They are quiet on the ride home. Anthony drives, his eyes fixed on the road. Millie keeps her face turned to the window. Jillian smiles innocently into the silence. Earl picks at the follicle. It itches more than ever, spiking into his palm with the rough texture of a pine needle.

Anthony pulls up into the circle to let them out.

“Sunday, then?” he says into the rearview mirror.

“Sunday,” they agree.

Back in the condo Margaret is napping in the bedroom. He looks in at her huddled form, listens for the labored sound of her breathing. There is a long pause in between the inhales and exhales, a pause that tugs his wife ever further towards an infinite stillness. He retreats into the living room with its gentle air conditioning and open blinds, its glass display cabinet of figurines, its view of the shining lake.

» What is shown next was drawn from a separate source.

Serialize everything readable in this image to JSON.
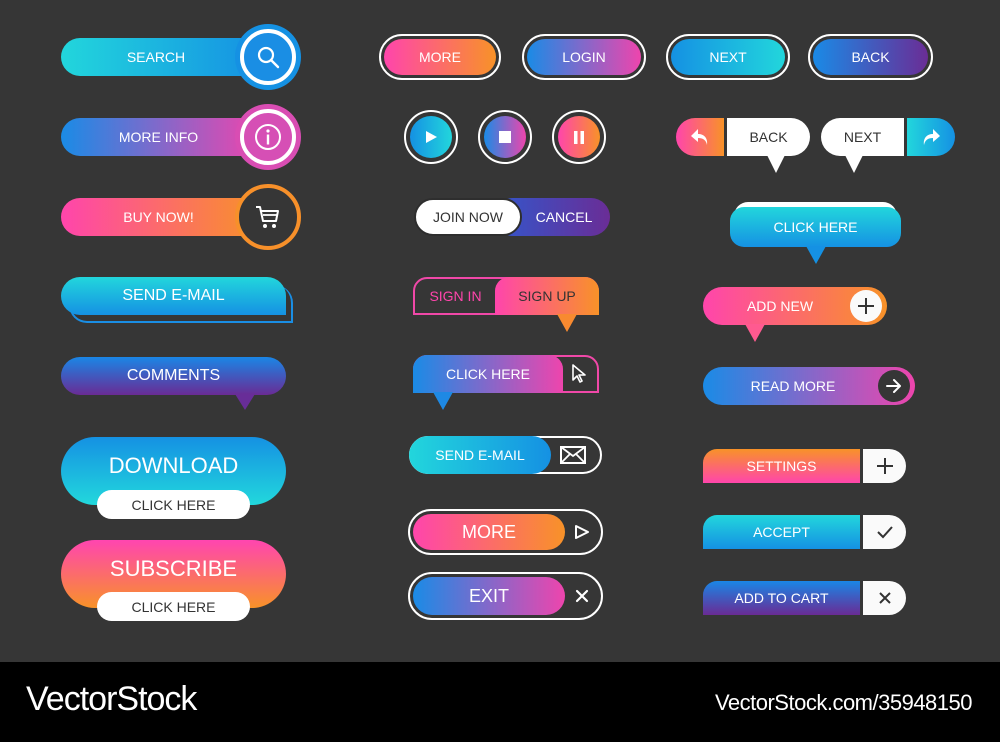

Hers will be the water: early-morning sunbeams, the rustling open of a newspaper, the scrape of a deck chair, the long-legged herons wading along the shorelines. A moment in the middle of a breath.

He wants his to be quiet, on a mild sunny morning, just after breakfast, maybe. He wants to sit at the table across from Margaret first and drink instant coffee from the plain unmarked Caring Condos stoneware that feels so cool and solid in his hands. He wants the T.V. to be mute. He wants to lie down on the couch with his good blue polo on. He wants it to happen there, with the artificial lake licking at his doorstep, while he looks outside and sees those paper-winged mayflies that hatch in the morning and die at twilight. Watched over, as with the gods, by those shining legions of ruby eyes.


© Barbara Barrow
[This piece was selected by Rachel Wild. Read Barbara’s interview]